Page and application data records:
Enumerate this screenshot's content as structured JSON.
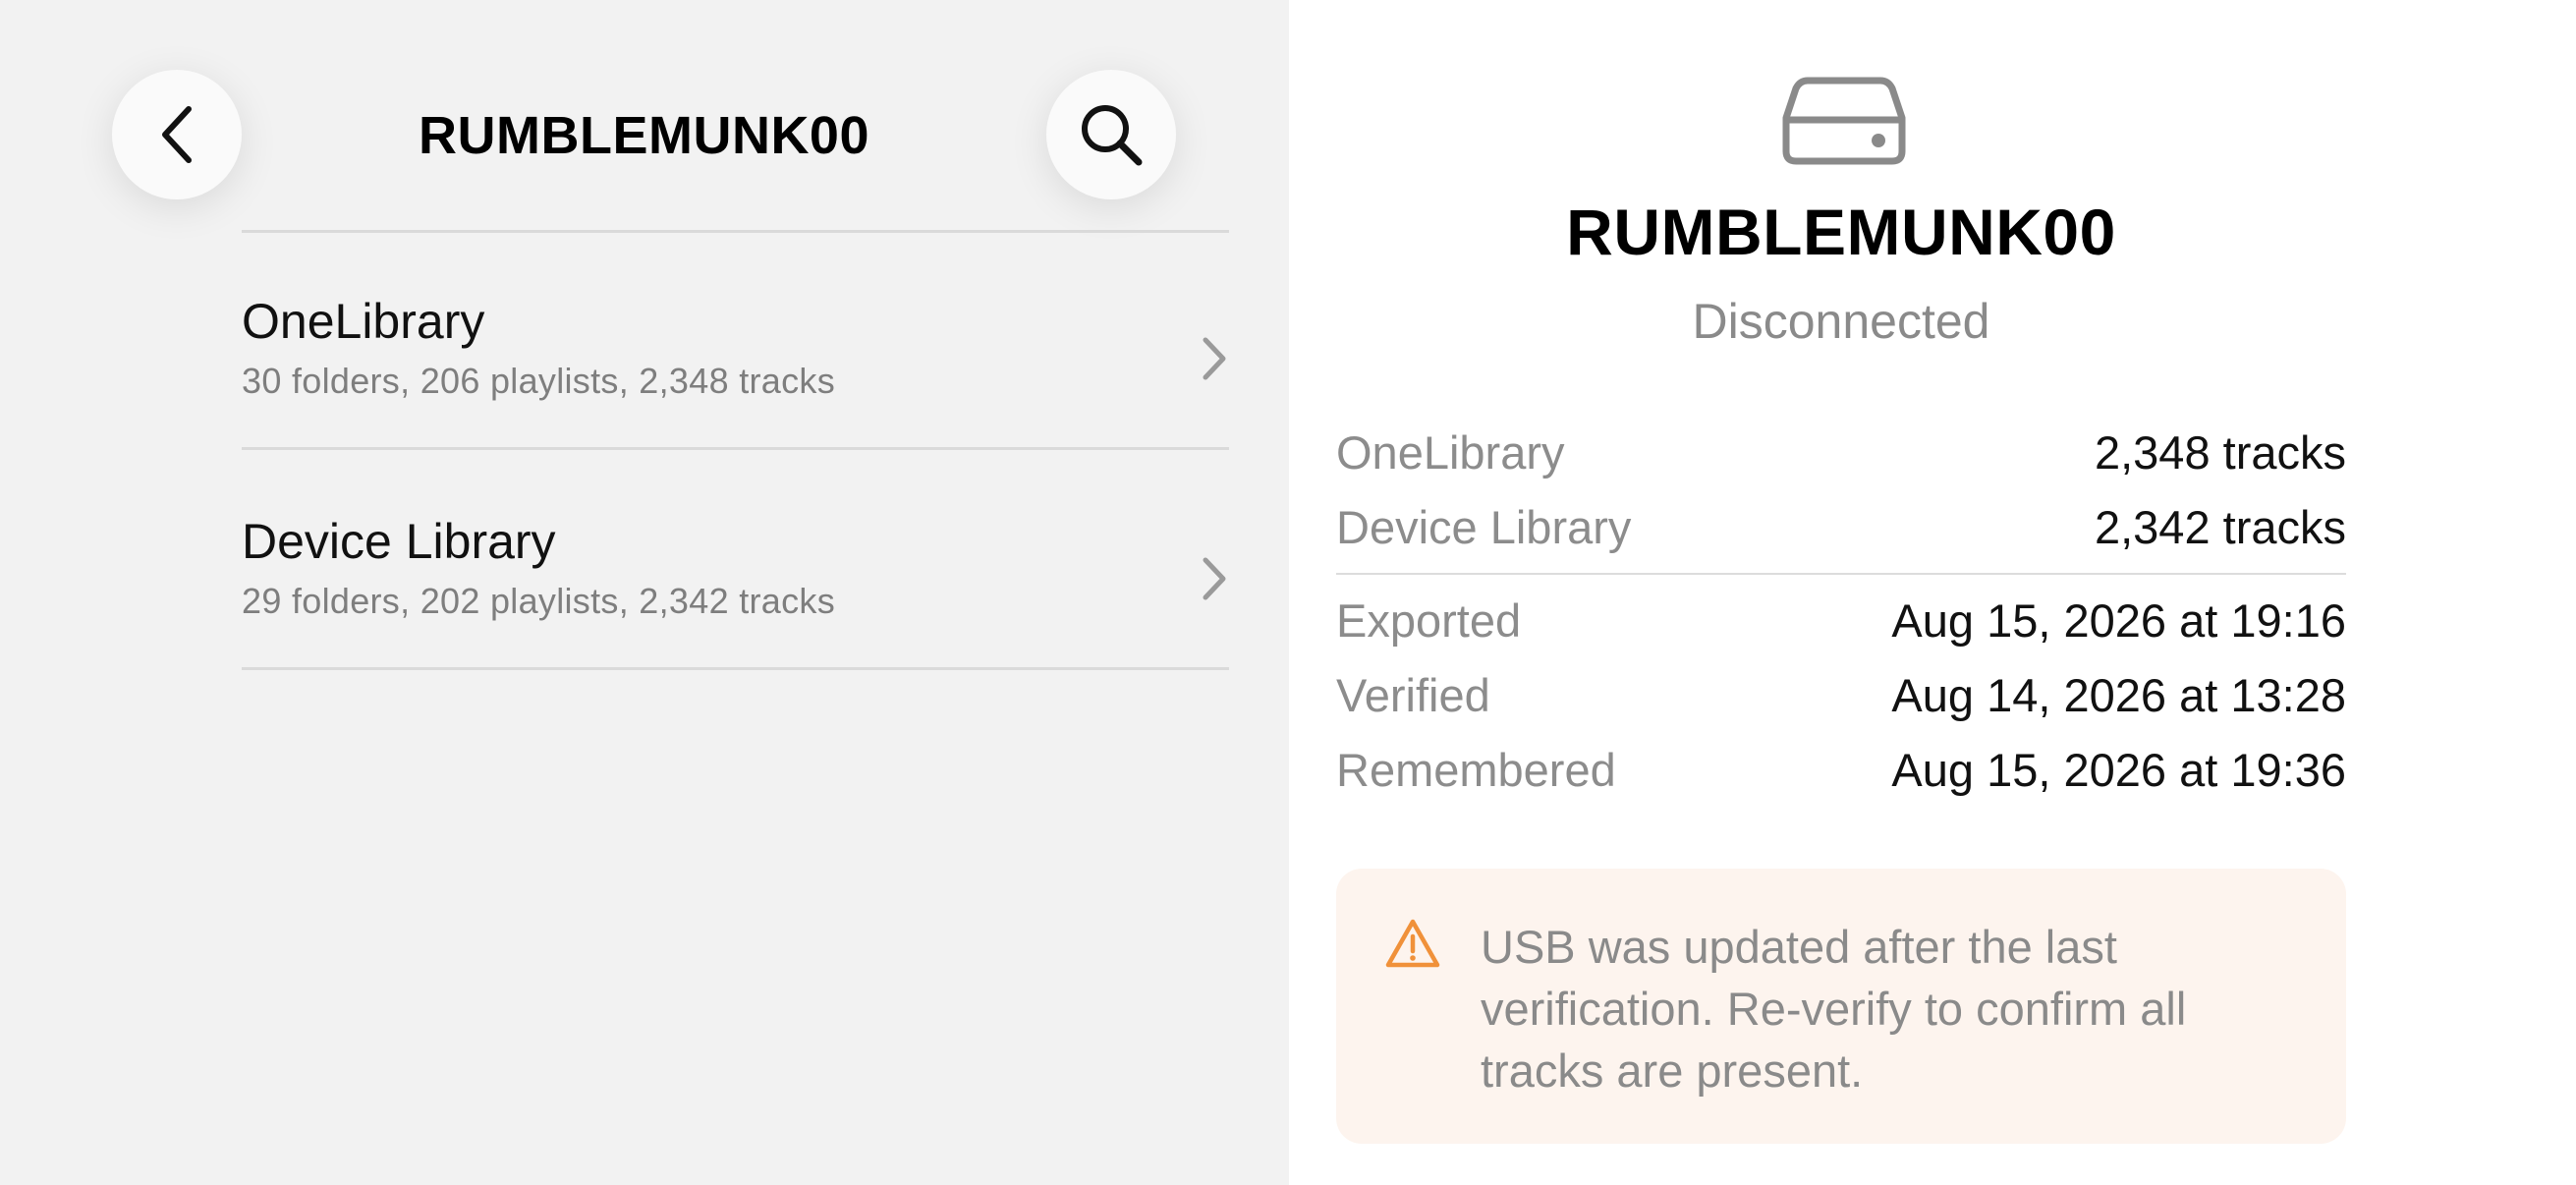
{
  "nav": {
    "title": "RUMBLEMUNK00",
    "back_icon": "chevron-left-icon",
    "search_icon": "search-icon"
  },
  "libraries": [
    {
      "title": "OneLibrary",
      "subtitle": "30 folders, 206 playlists, 2,348 tracks"
    },
    {
      "title": "Device Library",
      "subtitle": "29 folders, 202 playlists, 2,342 tracks"
    }
  ],
  "device": {
    "icon": "drive-icon",
    "name": "RUMBLEMUNK00",
    "status": "Disconnected"
  },
  "counts": [
    {
      "label": "OneLibrary",
      "value": "2,348 tracks"
    },
    {
      "label": "Device Library",
      "value": "2,342 tracks"
    }
  ],
  "dates": [
    {
      "label": "Exported",
      "value": "Aug 15, 2026 at 19:16"
    },
    {
      "label": "Verified",
      "value": "Aug 14, 2026 at 13:28"
    },
    {
      "label": "Remembered",
      "value": "Aug 15, 2026 at 19:36"
    }
  ],
  "warning": {
    "icon": "warning-icon",
    "text": "USB was updated after the last verification. Re-verify to confirm all tracks are present.",
    "accent": "#f0913a",
    "background": "#fdf4ee"
  }
}
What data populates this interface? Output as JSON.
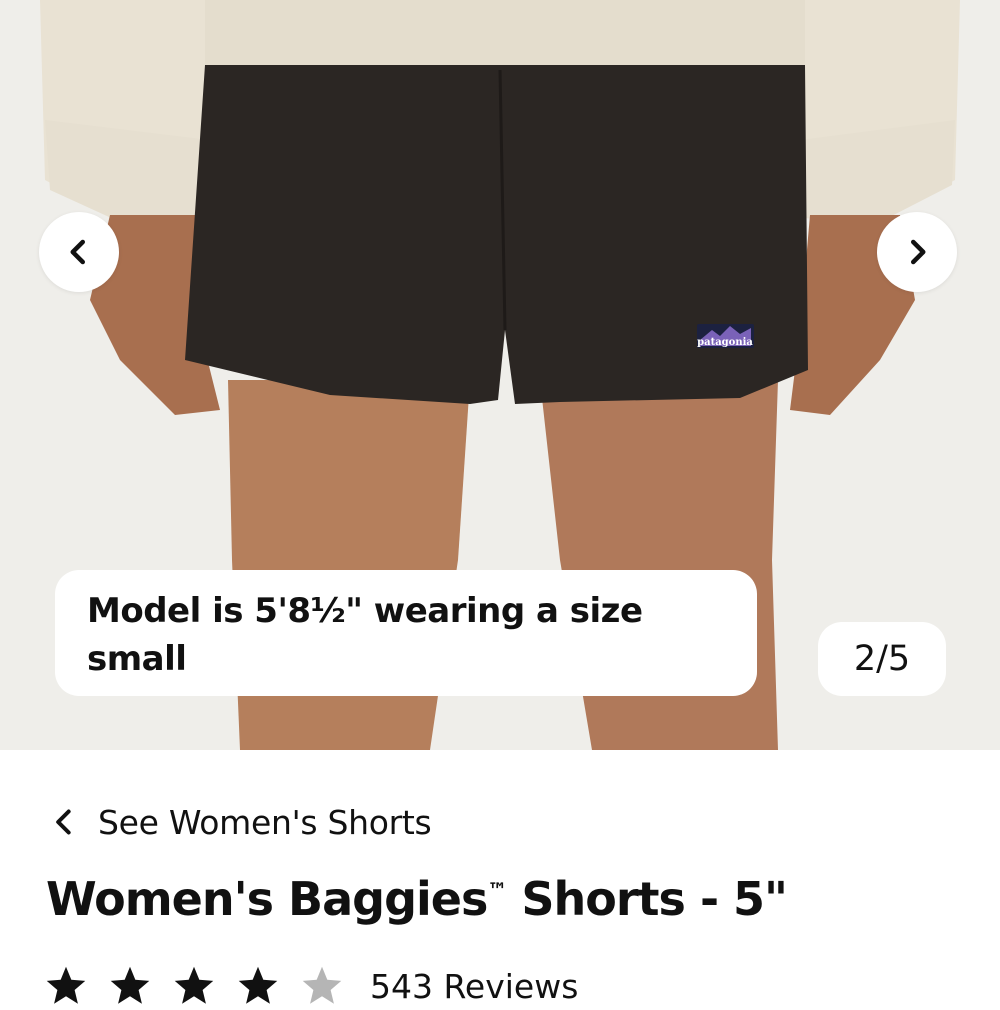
{
  "gallery": {
    "caption": "Model is 5'8½\" wearing a size small",
    "counter": "2/5",
    "brand_label": "patagonia",
    "prev_icon": "chevron-left-icon",
    "next_icon": "chevron-right-icon"
  },
  "breadcrumb": {
    "label": "See Women's Shorts",
    "icon": "chevron-left-icon"
  },
  "product": {
    "title": "Women's Baggies",
    "trademark": "™",
    "title_suffix": " Shorts - 5\""
  },
  "rating": {
    "stars": 4,
    "max_stars": 5,
    "reviews": "543 Reviews",
    "filled_color": "#111111",
    "empty_color": "#b5b5b5"
  }
}
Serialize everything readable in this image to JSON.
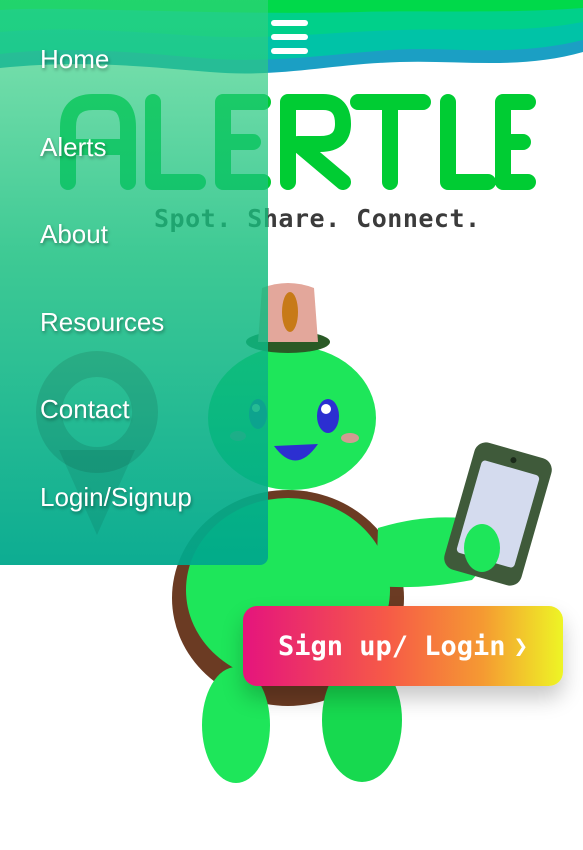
{
  "brand": {
    "logo_text": "ALERTLE",
    "tagline": "Spot. Share. Connect.",
    "primary_green": "#00cc33",
    "teal": "#00a88c"
  },
  "menu_toggle": {
    "icon": "hamburger-menu-icon"
  },
  "nav_drawer": {
    "items": [
      {
        "label": "Home"
      },
      {
        "label": "Alerts"
      },
      {
        "label": "About"
      },
      {
        "label": "Resources"
      },
      {
        "label": "Contact"
      },
      {
        "label": "Login/Signup"
      }
    ]
  },
  "hero": {
    "mascot": "turtle-mascot-holding-phone",
    "cta_label": "Sign up/ Login",
    "cta_icon": "chevron-right-icon",
    "cta_gradient": [
      "#e5147d",
      "#f65a47",
      "#f59a32",
      "#eef525"
    ]
  }
}
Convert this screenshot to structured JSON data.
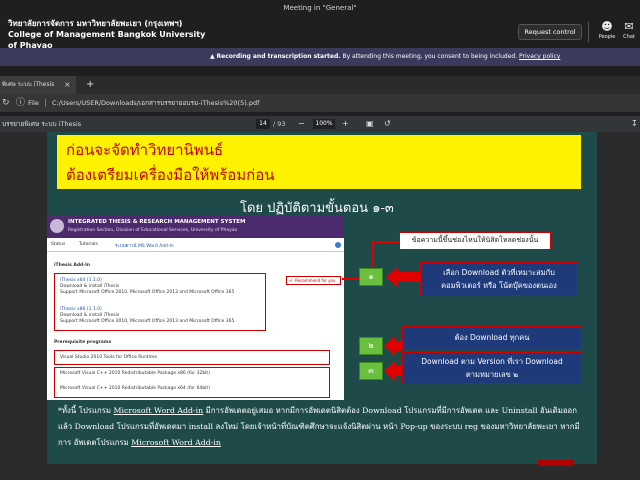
{
  "teams": {
    "meeting_title": "Meeting in \"General\"",
    "presenter_line1": "วิทยาลัยการจัดการ มหาวิทยาลัยพะเยา (กรุงเทพฯ)",
    "presenter_line2": "College of Management Bangkok University",
    "presenter_line3": "of Phayao",
    "request_control_label": "Request control",
    "people_label": "People",
    "chat_label": "Chat",
    "banner_bold": "Recording and transcription started.",
    "banner_text": "By attending this meeting, you consent to being included.",
    "banner_link": "Privacy policy"
  },
  "browser": {
    "tab_label": "พิเศษ ระบบ iThesis",
    "tab_close": "×",
    "new_tab": "+",
    "address_prefix": "File",
    "address": "C:/Users/USER/Downloads/เอกสารบรรยายอบรม-iThesis%20(5).pdf"
  },
  "pdf_toolbar": {
    "doc_name": "บรรยายพิเศษ ระบบ iThesis",
    "page_current": "14",
    "page_total": "/ 93",
    "zoom": "100%",
    "zoom_minus": "−",
    "zoom_plus": "+"
  },
  "slide": {
    "yellow_line1": "ก่อนจะจัดทำวิทยานิพนธ์",
    "yellow_line2": "ต้องเตรียมเครื่องมือให้พร้อมก่อน",
    "step_title": "โดย ปฏิบัติตามขั้นตอน ๑-๓",
    "callout_top": "ข้อความนี้ขึ้นช่องไหนให้นิสิตโหลดช่องนั้น",
    "badge1": "๑",
    "badge2": "๒",
    "badge3": "๓",
    "box1_line1": "เลือก Download ตัวที่เหมาะสมกับ",
    "box1_line2": "คอมพิวเตอร์ หรือ โน้ตบุ๊คของตนเอง",
    "box2": "ต้อง Download ทุกคน",
    "box3_line1": "Download ตาม Version ที่เรา Download",
    "box3_line2": "ตามหมายเลข ๒",
    "bottom_p1": "*ทั้งนี้ โปรแกรม",
    "bottom_u1": "Microsoft Word Add-in",
    "bottom_p2": " มีการอัพเดตอยู่เสมอ หากมีการอัพเดตนิสิตต้อง Download โปรแกรมที่มีการอัพเดต และ Uninstall อันเดิมออก แล้ว Download โปรแกรมที่อัพเดตมา install ลงใหม่ โดยเจ้าหน้าที่บัณฑิตศึกษาจะแจ้งนิสิตผ่าน หน้า Pop-up ของระบบ reg ของมหาวิทยาลัยพะเยา หากมีการ อัพเดตโปรแกรม ",
    "bottom_u2": "Microsoft Word Add-in"
  },
  "embedded": {
    "sys_title": "INTEGRATED THESIS & RESEARCH MANAGEMENT SYSTEM",
    "sys_sub": "Registration Section, Division of Educational Services, University of Phayao",
    "tab_status": "Status",
    "tab_tutorials": "Tutorials",
    "tab_addin": "ระบบดาวน์ MS Word Add-In",
    "section_addin": "iThesis Add-In",
    "x64_title": "iThesis x64 (1.1.0)",
    "x64_link": "Download & install iThesis",
    "x64_support": "Support Microsoft Office 2010, Microsoft Office 2013 and Microsoft Office 365",
    "recommended": "<- Recommend for you",
    "x86_title": "iThesis x86 (1.1.0)",
    "x86_link": "Download & install iThesis",
    "x86_support": "Support Microsoft Office 2010, Microsoft Office 2013 and Microsoft Office 365",
    "section_prereq": "Prerequisite programs",
    "prereq1": "Visual Studio 2010 Tools for Office Runtime",
    "prereq2": "Microsoft Visual C++ 2010 Redistributable Package x86 (for 32bit)",
    "prereq3": "Microsoft Visual C++ 2010 Redistributable Package x64 (for 64bit)"
  },
  "colors": {
    "slide_bg": "#1f4a4a",
    "yellow": "#fff200",
    "red": "#c00000",
    "blue_box": "#1e3a7a",
    "green_badge": "#6abf3f"
  }
}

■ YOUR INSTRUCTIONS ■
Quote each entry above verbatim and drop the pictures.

■ TASK RESPONSE ■
Enumerate this screenshot's content as structured JSON.
{
  "nav": {
    "title": "RUMBLEMUNK00",
    "back_icon": "chevron-left-icon",
    "search_icon": "search-icon"
  },
  "libraries": [
    {
      "title": "OneLibrary",
      "subtitle": "30 folders, 206 playlists, 2,348 tracks"
    },
    {
      "title": "Device Library",
      "subtitle": "29 folders, 202 playlists, 2,342 tracks"
    }
  ],
  "device": {
    "icon": "drive-icon",
    "name": "RUMBLEMUNK00",
    "status": "Disconnected"
  },
  "counts": [
    {
      "label": "OneLibrary",
      "value": "2,348 tracks"
    },
    {
      "label": "Device Library",
      "value": "2,342 tracks"
    }
  ],
  "dates": [
    {
      "label": "Exported",
      "value": "Aug 15, 2026 at 19:16"
    },
    {
      "label": "Verified",
      "value": "Aug 14, 2026 at 13:28"
    },
    {
      "label": "Remembered",
      "value": "Aug 15, 2026 at 19:36"
    }
  ],
  "warning": {
    "icon": "warning-icon",
    "text": "USB was updated after the last verification. Re-verify to confirm all tracks are present.",
    "accent": "#f0913a",
    "background": "#fdf4ee"
  }
}
What data populates this interface? Output as JSON.
{
  "gallery": {
    "caption": "Model is 5'8½\" wearing a size small",
    "counter": "2/5",
    "brand_label": "patagonia",
    "prev_icon": "chevron-left-icon",
    "next_icon": "chevron-right-icon"
  },
  "breadcrumb": {
    "label": "See Women's Shorts",
    "icon": "chevron-left-icon"
  },
  "product": {
    "title": "Women's Baggies",
    "trademark": "™",
    "title_suffix": " Shorts - 5\""
  },
  "rating": {
    "stars": 4,
    "max_stars": 5,
    "reviews": "543 Reviews",
    "filled_color": "#111111",
    "empty_color": "#b5b5b5"
  }
}
Serialize everything readable in this image to JSON.
{
  "brand": {
    "logo_text": "ALERTLE",
    "tagline": "Spot. Share. Connect.",
    "primary_green": "#00cc33",
    "teal": "#00a88c"
  },
  "menu_toggle": {
    "icon": "hamburger-menu-icon"
  },
  "nav_drawer": {
    "items": [
      {
        "label": "Home"
      },
      {
        "label": "Alerts"
      },
      {
        "label": "About"
      },
      {
        "label": "Resources"
      },
      {
        "label": "Contact"
      },
      {
        "label": "Login/Signup"
      }
    ]
  },
  "hero": {
    "mascot": "turtle-mascot-holding-phone",
    "cta_label": "Sign up/ Login",
    "cta_icon": "chevron-right-icon",
    "cta_gradient": [
      "#e5147d",
      "#f65a47",
      "#f59a32",
      "#eef525"
    ]
  }
}
Convert this screenshot to structured JSON data.
{
  "teams": {
    "meeting_title": "Meeting in \"General\"",
    "presenter_line1": "วิทยาลัยการจัดการ มหาวิทยาลัยพะเยา (กรุงเทพฯ)",
    "presenter_line2": "College of Management Bangkok University",
    "presenter_line3": "of Phayao",
    "request_control_label": "Request control",
    "people_label": "People",
    "chat_label": "Chat",
    "banner_bold": "Recording and transcription started.",
    "banner_text": "By attending this meeting, you consent to being included.",
    "banner_link": "Privacy policy"
  },
  "browser": {
    "tab_label": "พิเศษ ระบบ iThesis",
    "tab_close": "×",
    "new_tab": "+",
    "address_prefix": "File",
    "address": "C:/Users/USER/Downloads/เอกสารบรรยายอบรม-iThesis%20(5).pdf"
  },
  "pdf_toolbar": {
    "doc_name": "บรรยายพิเศษ ระบบ iThesis",
    "page_current": "14",
    "page_total": "/ 93",
    "zoom": "100%",
    "zoom_minus": "−",
    "zoom_plus": "+"
  },
  "slide": {
    "yellow_line1": "ก่อนจะจัดทำวิทยานิพนธ์",
    "yellow_line2": "ต้องเตรียมเครื่องมือให้พร้อมก่อน",
    "step_title": "โดย ปฏิบัติตามขั้นตอน ๑-๓",
    "callout_top": "ข้อความนี้ขึ้นช่องไหนให้นิสิตโหลดช่องนั้น",
    "badge1": "๑",
    "badge2": "๒",
    "badge3": "๓",
    "box1_line1": "เลือก Download ตัวที่เหมาะสมกับ",
    "box1_line2": "คอมพิวเตอร์ หรือ โน้ตบุ๊คของตนเอง",
    "box2": "ต้อง Download ทุกคน",
    "box3_line1": "Download ตาม Version ที่เรา Download",
    "box3_line2": "ตามหมายเลข ๒",
    "bottom_p1": "*ทั้งนี้ โปรแกรม",
    "bottom_u1": "Microsoft Word Add-in",
    "bottom_p2": " มีการอัพเดตอยู่เสมอ หากมีการอัพเดตนิสิตต้อง Download โปรแกรมที่มีการอัพเดต และ Uninstall อันเดิมออก แล้ว Download โปรแกรมที่อัพเดตมา install ลงใหม่ โดยเจ้าหน้าที่บัณฑิตศึกษาจะแจ้งนิสิตผ่าน หน้า Pop-up ของระบบ reg ของมหาวิทยาลัยพะเยา หากมีการ อัพเดตโปรแกรม ",
    "bottom_u2": "Microsoft Word Add-in"
  },
  "embedded": {
    "sys_title": "INTEGRATED THESIS & RESEARCH MANAGEMENT SYSTEM",
    "sys_sub": "Registration Section, Division of Educational Services, University of Phayao",
    "tab_status": "Status",
    "tab_tutorials": "Tutorials",
    "tab_addin": "ระบบดาวน์ MS Word Add-In",
    "section_addin": "iThesis Add-In",
    "x64_title": "iThesis x64 (1.1.0)",
    "x64_link": "Download & install iThesis",
    "x64_support": "Support Microsoft Office 2010, Microsoft Office 2013 and Microsoft Office 365",
    "recommended": "<- Recommend for you",
    "x86_title": "iThesis x86 (1.1.0)",
    "x86_link": "Download & install iThesis",
    "x86_support": "Support Microsoft Office 2010, Microsoft Office 2013 and Microsoft Office 365",
    "section_prereq": "Prerequisite programs",
    "prereq1": "Visual Studio 2010 Tools for Office Runtime",
    "prereq2": "Microsoft Visual C++ 2010 Redistributable Package x86 (for 32bit)",
    "prereq3": "Microsoft Visual C++ 2010 Redistributable Package x64 (for 64bit)"
  },
  "colors": {
    "slide_bg": "#1f4a4a",
    "yellow": "#fff200",
    "red": "#c00000",
    "blue_box": "#1e3a7a",
    "green_badge": "#6abf3f"
  }
}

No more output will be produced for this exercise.